Thanks, Sour Lemon, I really appreciate your feedback. One thing didn't describe about this situation was that the patient was alert, oriented, and did not even appear upset (it is hard to convey tone of voice and body language online). So when he said "I'm going to commit suicide if I don't find my dog" it did not strike me as credible at all. Instead, he came across as demanding. Contrast that with another patient a few years ago who tried to AWOL because he was worried about his dog that was alone in his apartment with no one to care for him. That patient was genuinely distraught, and in that case the social worker contacted his clinical team and made sure that his dog was taken care of. Because of the demeanor of the patient with the "lost dog" my judgment was that either 1) He was making it up, or 2) He might really have an issue, but since he didn't seem upset, I thought it would be better to help him find his own solution by contacting family/friends, like the saying "give a man a fish you feed him for one day, teach him to fish you feed him for a lifetime."
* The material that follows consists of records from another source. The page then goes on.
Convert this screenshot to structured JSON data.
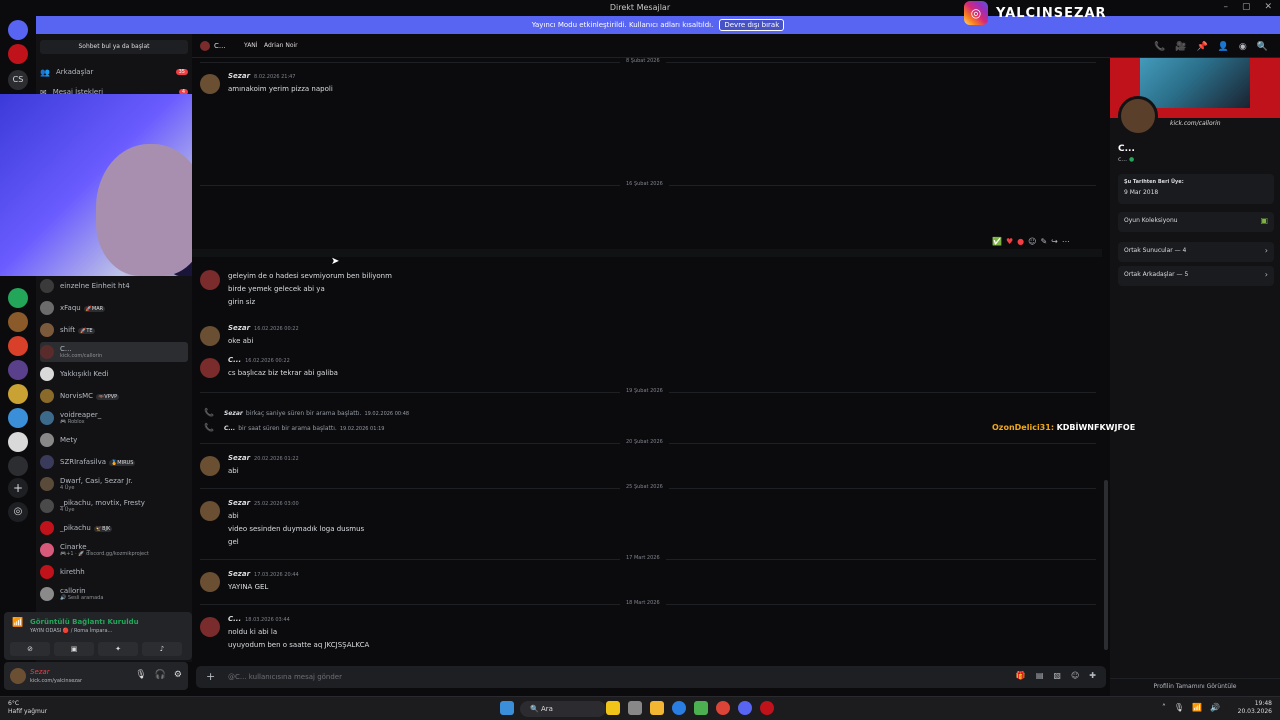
{
  "window": {
    "title": "Direkt Mesajlar"
  },
  "banner": {
    "text": "Yayıncı Modu etkinleştirildi. Kullanıcı adları kısaltıldı.",
    "button": "Devre dışı bırak"
  },
  "sidebar": {
    "search_placeholder": "Sohbet bul ya da başlat",
    "top": [
      {
        "label": "Arkadaşlar",
        "badge": "35"
      },
      {
        "label": "Mesaj İstekleri",
        "badge": "4"
      }
    ],
    "dms": [
      {
        "name": "einzelne Einheit ht4",
        "tag": "",
        "sub": ""
      },
      {
        "name": "xFaqu",
        "tag": "🚀MAR",
        "sub": ""
      },
      {
        "name": "shift",
        "tag": "🚀TE",
        "sub": ""
      },
      {
        "name": "C...",
        "tag": "",
        "sub": "kick.com/callorin"
      },
      {
        "name": "Yakkışıklı Kedi",
        "tag": "",
        "sub": ""
      },
      {
        "name": "NorvisMC",
        "tag": "🦇VPVP",
        "sub": ""
      },
      {
        "name": "voidreaper_",
        "tag": "",
        "sub": "🎮 Roblox"
      },
      {
        "name": "Mety",
        "tag": "",
        "sub": ""
      },
      {
        "name": "SZRIrafasilva",
        "tag": "🏅MIRUS",
        "sub": ""
      },
      {
        "name": "Dwarf, Casi, Sezar Jr.",
        "tag": "",
        "sub": "4 Üye"
      },
      {
        "name": "_pikachu, movtix, Fresty",
        "tag": "",
        "sub": "4 Üye"
      },
      {
        "name": "_pikachu",
        "tag": "🦅BJK",
        "sub": ""
      },
      {
        "name": "Cinarke_",
        "tag": "",
        "sub": "🎮+1 · 🚀 discord.gg/kozmikproject"
      },
      {
        "name": "kirethh",
        "tag": "",
        "sub": ""
      },
      {
        "name": "callorin",
        "tag": "",
        "sub": "🔊 Sesli aramada"
      }
    ]
  },
  "voice": {
    "status": "Görüntülü Bağlantı Kuruldu",
    "channel": "YAYIN ODASI 🔴 / Roma İmpara..."
  },
  "user": {
    "name": "Sezar",
    "status": "kick.com/yalcinsezar"
  },
  "chat_header": {
    "name": "C...",
    "nick": "YANİ",
    "alias": "Adrian Noir"
  },
  "messages": [
    {
      "type": "divider",
      "label": "8 Şubat 2026"
    },
    {
      "type": "msg",
      "author": "Sezar",
      "time": "8.02.2026 21:47",
      "lines": [
        "amınakoim yerim pizza napoli"
      ]
    },
    {
      "type": "divider",
      "label": "16 Şubat 2026"
    },
    {
      "type": "msg",
      "author": "",
      "time": "",
      "lines": [
        "geleyim de o hadesi sevmiyorum ben biliyonm",
        "birde yemek gelecek abi ya",
        "girin siz"
      ]
    },
    {
      "type": "msg",
      "author": "Sezar",
      "time": "16.02.2026 00:22",
      "lines": [
        "oke abi"
      ]
    },
    {
      "type": "msg",
      "author": "C...",
      "time": "16.02.2026 00:22",
      "lines": [
        "cs başlıcaz biz tekrar abi galiba"
      ]
    },
    {
      "type": "divider",
      "label": "19 Şubat 2026"
    },
    {
      "type": "call",
      "author": "Sezar",
      "text": "birkaç saniye süren bir arama başlattı.",
      "time": "19.02.2026 00:48"
    },
    {
      "type": "call",
      "author": "C...",
      "text": "bir saat süren bir arama başlattı.",
      "time": "19.02.2026 01:19"
    },
    {
      "type": "divider",
      "label": "20 Şubat 2026"
    },
    {
      "type": "msg",
      "author": "Sezar",
      "time": "20.02.2026 01:22",
      "lines": [
        "abi"
      ]
    },
    {
      "type": "divider",
      "label": "25 Şubat 2026"
    },
    {
      "type": "msg",
      "author": "Sezar",
      "time": "25.02.2026 03:00",
      "lines": [
        "abi",
        "video sesinden duymadık loga dusmus",
        "gel"
      ]
    },
    {
      "type": "divider",
      "label": "17 Mart 2026"
    },
    {
      "type": "msg",
      "author": "Sezar",
      "time": "17.03.2026 20:44",
      "lines": [
        "YAYINA GEL"
      ]
    },
    {
      "type": "divider",
      "label": "18 Mart 2026"
    },
    {
      "type": "msg",
      "author": "C...",
      "time": "18.03.2026 03:44",
      "lines": [
        "noldu ki abi la",
        "uyuyodum ben o saatte aq JKCJSŞALKCA"
      ]
    }
  ],
  "composer": {
    "placeholder": "@C... kullanıcısına mesaj gönder"
  },
  "profile": {
    "kick": "kick.com/callorin",
    "name": "C...",
    "sub": "c...",
    "member_label": "Şu Tarihten Beri Üye:",
    "member_date": "9 Mar 2018",
    "games": "Oyun Koleksiyonu",
    "servers": "Ortak Sunucular — 4",
    "friends": "Ortak Arkadaşlar — 5",
    "footer": "Profilin Tamamını Görüntüle"
  },
  "overlay": {
    "instagram": "YALCINSEZAR",
    "chat_user": "OzonDelici31:",
    "chat_msg": "KDBİWNFKWJFOE"
  },
  "taskbar": {
    "temp": "6°C",
    "weather": "Hafif yağmur",
    "search": "Ara",
    "time": "19:48",
    "date": "20.03.2026"
  },
  "colors": {
    "accent": "#5865f2",
    "online": "#23a55a",
    "danger": "#f23f43"
  }
}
I am reminded of another incident that happened a few years ago when a patient told me that he needed to be discharged because his infant daughter was in the ICU. When I informed the psychiatrist, he told me to call the children's hospital and ask if they had any infants with the name the patient had given me. When I did so, the hospital said they had no infants with that name. When I told the patient this, he said "It's harder to get out of this hospital than I thought". So maybe the bigger issue is distinguishing between truth and fiction. How would you verify the "lost dog" story?